In addition to being in the Biosphere Reserve, the natural areas of Bahía de los Ángeles are protected by other agencies and conventions. So maybe that’s why resources are scarce in town. It’s understandable, but it also made it difficult for us. There is no cell phone signal, slow (and hardly ever free) wifi, but worst, little tap water, which we needed for our tank. The gas station where we filled up the first day had run out. Dagget’s RV park didn’t have any to sell us either. We ended up putting in a few gallons of purified drinking water.
Residents must be used to this because they conserve water by storing it in tanks and barrels. This probably also leads to high prices. We wanted to wash our sweaty sheets and a laundry woman told us she’d charge us $7 USD for one machine load–an outrageous price anywhere.
We looked into doing whale shark tours from here with Ricardo’s dive shop, but they wanted $200 USD for a boat and there weren’t any other people around we could share with. We were going to wait for a couple days, The heat and humidity was too tough for us.
We agreed to go back to the Pacific side of the peninsula, which was averaging about 22°C, and getting cooler at night.
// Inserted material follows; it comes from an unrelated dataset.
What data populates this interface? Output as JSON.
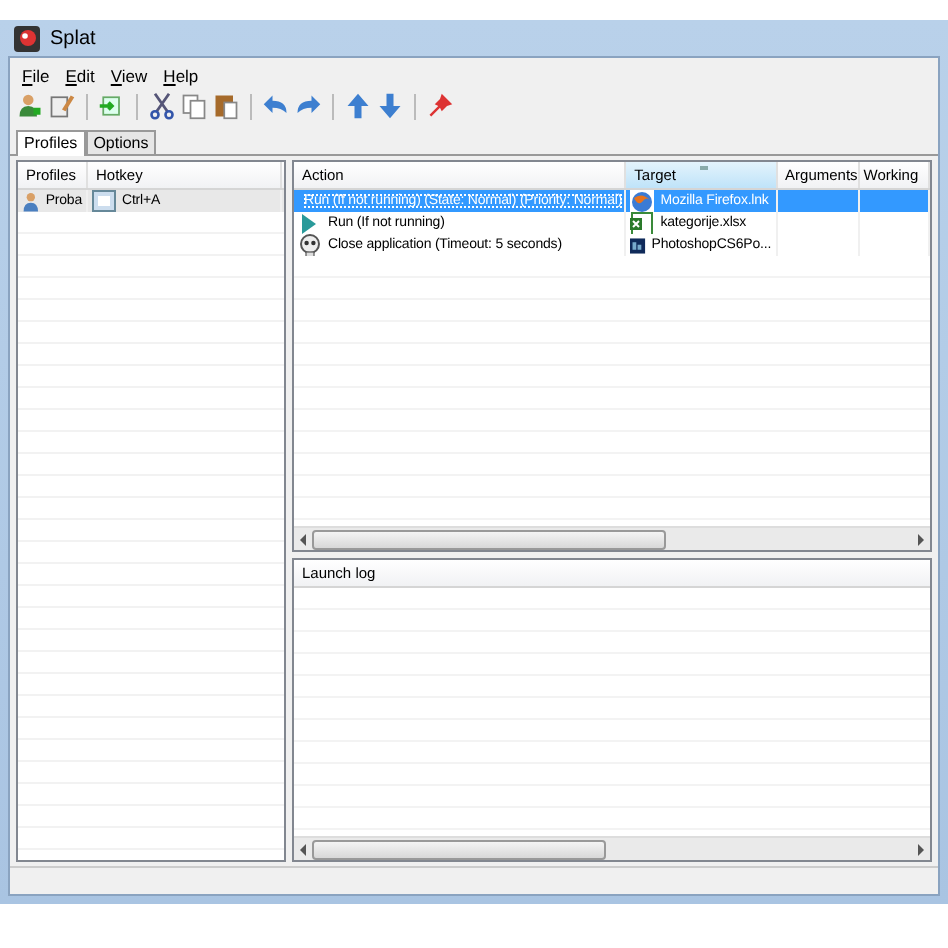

Our advice from this week? If you get a chance to go to live off the grid in Bahía de los Ángeles, take it. But go in winter! And keep your eyes peeled for dolphins but also slugs and sting rays! Most importantly, remember that the policía are keeping their eyes peeled for you, so don’t give them any reason to stop you!